"Such measures, if introduced, would be a further attack on Hong Kong's rights and freedoms," Foreign Office minister Nigel Adams told lawmakers. "The Chinese and Hong Kong authorities can be in no doubt about the seriousness of our concerns."

China's rubber-stamp parliament, the National People's Congress (NPC), is expected on Thursday to approve a resolution that will reduce democratic representation in Hong Kong institutions and vet any candidates for "patriotism".

Adams said Britain would wait to see what the actual changes were before making its final assessment.

He said he could not speculate on Magnitsky-style sanctions against individuals over China's actions in Hong Kong, but said that such measures remain under very close review.

Britain has previously said it is considering Magnitsky sanctions because it judges that Beijing has broken the terms of the 1997 handover of Hong Kong to China.

Hong Kong returned to Chinese rule with the promise of wide-ranging autonomy and freedoms that pro-democracy activists, who brought parts of the city to frequent halts in sometimes violent protests in 2019, say are being whittled away by Communist Party rulers in Beijing.

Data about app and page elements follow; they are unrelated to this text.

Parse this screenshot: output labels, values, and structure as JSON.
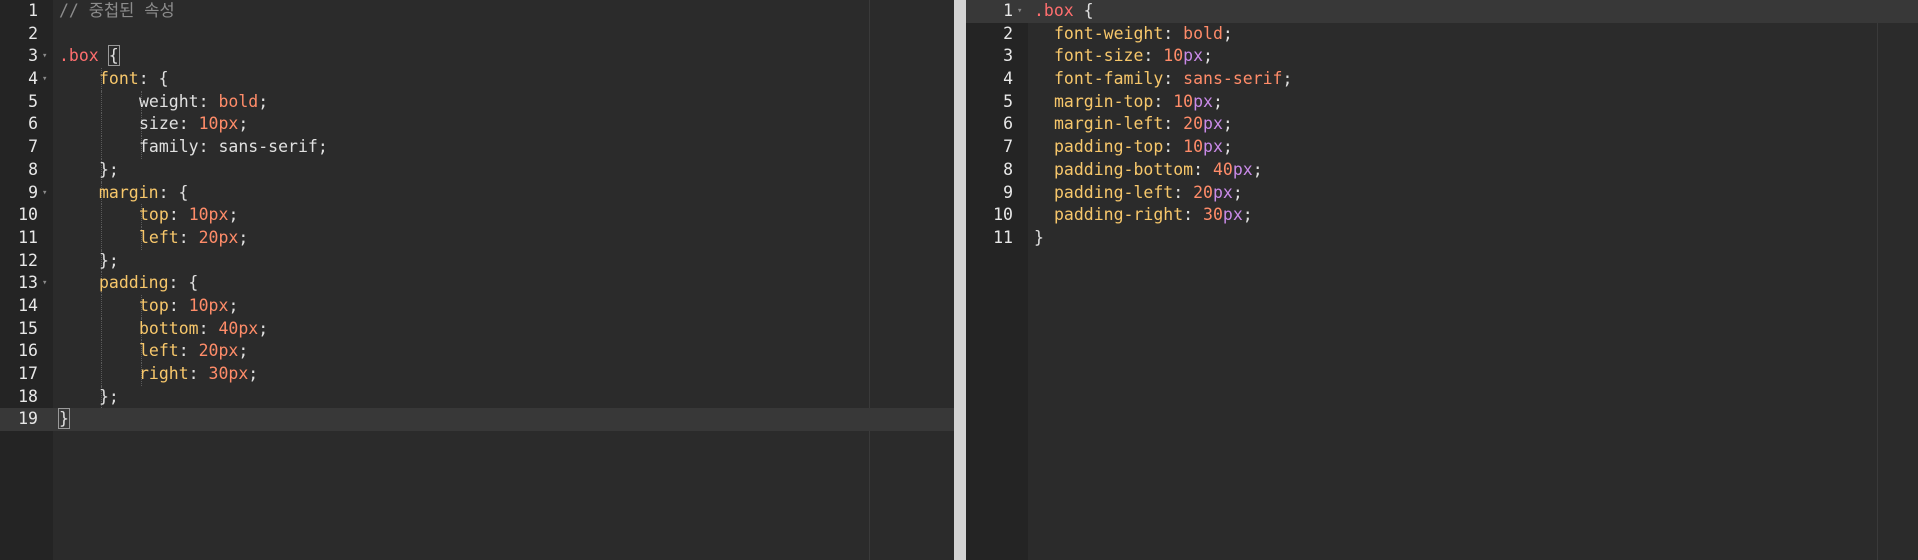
{
  "left_editor": {
    "lines": [
      {
        "n": "1",
        "fold": false,
        "indent": 0,
        "tokens": [
          {
            "t": "// 중첩된 속성",
            "c": "comment"
          }
        ]
      },
      {
        "n": "2",
        "fold": false,
        "indent": 0,
        "tokens": []
      },
      {
        "n": "3",
        "fold": true,
        "indent": 0,
        "tokens": [
          {
            "t": ".box",
            "c": "selector"
          },
          {
            "t": " ",
            "c": "plain"
          },
          {
            "t": "{",
            "c": "punct",
            "box": true
          }
        ]
      },
      {
        "n": "4",
        "fold": true,
        "indent": 1,
        "tokens": [
          {
            "t": "font",
            "c": "prop"
          },
          {
            "t": ": {",
            "c": "punct"
          }
        ]
      },
      {
        "n": "5",
        "fold": false,
        "indent": 2,
        "tokens": [
          {
            "t": "weight",
            "c": "plain"
          },
          {
            "t": ": ",
            "c": "punct"
          },
          {
            "t": "bold",
            "c": "value"
          },
          {
            "t": ";",
            "c": "punct"
          }
        ]
      },
      {
        "n": "6",
        "fold": false,
        "indent": 2,
        "tokens": [
          {
            "t": "size",
            "c": "plain"
          },
          {
            "t": ": ",
            "c": "punct"
          },
          {
            "t": "10px",
            "c": "num"
          },
          {
            "t": ";",
            "c": "punct"
          }
        ]
      },
      {
        "n": "7",
        "fold": false,
        "indent": 2,
        "tokens": [
          {
            "t": "family",
            "c": "plain"
          },
          {
            "t": ": ",
            "c": "punct"
          },
          {
            "t": "sans-serif",
            "c": "plain"
          },
          {
            "t": ";",
            "c": "punct"
          }
        ]
      },
      {
        "n": "8",
        "fold": false,
        "indent": 1,
        "tokens": [
          {
            "t": "};",
            "c": "punct"
          }
        ]
      },
      {
        "n": "9",
        "fold": true,
        "indent": 1,
        "tokens": [
          {
            "t": "margin",
            "c": "prop"
          },
          {
            "t": ": {",
            "c": "punct"
          }
        ]
      },
      {
        "n": "10",
        "fold": false,
        "indent": 2,
        "tokens": [
          {
            "t": "top",
            "c": "prop"
          },
          {
            "t": ": ",
            "c": "punct"
          },
          {
            "t": "10px",
            "c": "num"
          },
          {
            "t": ";",
            "c": "punct"
          }
        ]
      },
      {
        "n": "11",
        "fold": false,
        "indent": 2,
        "tokens": [
          {
            "t": "left",
            "c": "prop"
          },
          {
            "t": ": ",
            "c": "punct"
          },
          {
            "t": "20px",
            "c": "num"
          },
          {
            "t": ";",
            "c": "punct"
          }
        ]
      },
      {
        "n": "12",
        "fold": false,
        "indent": 1,
        "tokens": [
          {
            "t": "};",
            "c": "punct"
          }
        ]
      },
      {
        "n": "13",
        "fold": true,
        "indent": 1,
        "tokens": [
          {
            "t": "padding",
            "c": "prop"
          },
          {
            "t": ": {",
            "c": "punct"
          }
        ]
      },
      {
        "n": "14",
        "fold": false,
        "indent": 2,
        "tokens": [
          {
            "t": "top",
            "c": "prop"
          },
          {
            "t": ": ",
            "c": "punct"
          },
          {
            "t": "10px",
            "c": "num"
          },
          {
            "t": ";",
            "c": "punct"
          }
        ]
      },
      {
        "n": "15",
        "fold": false,
        "indent": 2,
        "tokens": [
          {
            "t": "bottom",
            "c": "prop"
          },
          {
            "t": ": ",
            "c": "punct"
          },
          {
            "t": "40px",
            "c": "num"
          },
          {
            "t": ";",
            "c": "punct"
          }
        ]
      },
      {
        "n": "16",
        "fold": false,
        "indent": 2,
        "tokens": [
          {
            "t": "left",
            "c": "prop"
          },
          {
            "t": ": ",
            "c": "punct"
          },
          {
            "t": "20px",
            "c": "num"
          },
          {
            "t": ";",
            "c": "punct"
          }
        ]
      },
      {
        "n": "17",
        "fold": false,
        "indent": 2,
        "tokens": [
          {
            "t": "right",
            "c": "prop"
          },
          {
            "t": ": ",
            "c": "punct"
          },
          {
            "t": "30px",
            "c": "num"
          },
          {
            "t": ";",
            "c": "punct"
          }
        ]
      },
      {
        "n": "18",
        "fold": false,
        "indent": 1,
        "tokens": [
          {
            "t": "};",
            "c": "punct"
          }
        ]
      },
      {
        "n": "19",
        "fold": false,
        "indent": 0,
        "active": true,
        "tokens": [
          {
            "t": "}",
            "c": "punct",
            "box": true
          }
        ]
      }
    ]
  },
  "right_editor": {
    "lines": [
      {
        "n": "1",
        "fold": true,
        "indent": 0,
        "active": true,
        "tokens": [
          {
            "t": ".box",
            "c": "selector"
          },
          {
            "t": " {",
            "c": "punct"
          }
        ]
      },
      {
        "n": "2",
        "fold": false,
        "indent": 1,
        "tokens": [
          {
            "t": "font-weight",
            "c": "prop"
          },
          {
            "t": ": ",
            "c": "punct"
          },
          {
            "t": "bold",
            "c": "value"
          },
          {
            "t": ";",
            "c": "punct"
          }
        ]
      },
      {
        "n": "3",
        "fold": false,
        "indent": 1,
        "tokens": [
          {
            "t": "font-size",
            "c": "prop"
          },
          {
            "t": ": ",
            "c": "punct"
          },
          {
            "t": "10",
            "c": "num"
          },
          {
            "t": "px",
            "c": "unit"
          },
          {
            "t": ";",
            "c": "punct"
          }
        ]
      },
      {
        "n": "4",
        "fold": false,
        "indent": 1,
        "tokens": [
          {
            "t": "font-family",
            "c": "prop"
          },
          {
            "t": ": ",
            "c": "punct"
          },
          {
            "t": "sans-serif",
            "c": "value"
          },
          {
            "t": ";",
            "c": "punct"
          }
        ]
      },
      {
        "n": "5",
        "fold": false,
        "indent": 1,
        "tokens": [
          {
            "t": "margin-top",
            "c": "prop"
          },
          {
            "t": ": ",
            "c": "punct"
          },
          {
            "t": "10",
            "c": "num"
          },
          {
            "t": "px",
            "c": "unit"
          },
          {
            "t": ";",
            "c": "punct"
          }
        ]
      },
      {
        "n": "6",
        "fold": false,
        "indent": 1,
        "tokens": [
          {
            "t": "margin-left",
            "c": "prop"
          },
          {
            "t": ": ",
            "c": "punct"
          },
          {
            "t": "20",
            "c": "num"
          },
          {
            "t": "px",
            "c": "unit"
          },
          {
            "t": ";",
            "c": "punct"
          }
        ]
      },
      {
        "n": "7",
        "fold": false,
        "indent": 1,
        "tokens": [
          {
            "t": "padding-top",
            "c": "prop"
          },
          {
            "t": ": ",
            "c": "punct"
          },
          {
            "t": "10",
            "c": "num"
          },
          {
            "t": "px",
            "c": "unit"
          },
          {
            "t": ";",
            "c": "punct"
          }
        ]
      },
      {
        "n": "8",
        "fold": false,
        "indent": 1,
        "tokens": [
          {
            "t": "padding-bottom",
            "c": "prop"
          },
          {
            "t": ": ",
            "c": "punct"
          },
          {
            "t": "40",
            "c": "num"
          },
          {
            "t": "px",
            "c": "unit"
          },
          {
            "t": ";",
            "c": "punct"
          }
        ]
      },
      {
        "n": "9",
        "fold": false,
        "indent": 1,
        "tokens": [
          {
            "t": "padding-left",
            "c": "prop"
          },
          {
            "t": ": ",
            "c": "punct"
          },
          {
            "t": "20",
            "c": "num"
          },
          {
            "t": "px",
            "c": "unit"
          },
          {
            "t": ";",
            "c": "punct"
          }
        ]
      },
      {
        "n": "10",
        "fold": false,
        "indent": 1,
        "tokens": [
          {
            "t": "padding-right",
            "c": "prop"
          },
          {
            "t": ": ",
            "c": "punct"
          },
          {
            "t": "30",
            "c": "num"
          },
          {
            "t": "px",
            "c": "unit"
          },
          {
            "t": ";",
            "c": "punct"
          }
        ]
      },
      {
        "n": "11",
        "fold": false,
        "indent": 0,
        "tokens": [
          {
            "t": "}",
            "c": "punct"
          }
        ]
      }
    ]
  },
  "fold_glyph": "▾"
}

China denies the accusation.

(Reporting by William James and Paul Sandle; editing by Sarah Young and Nick Macfie)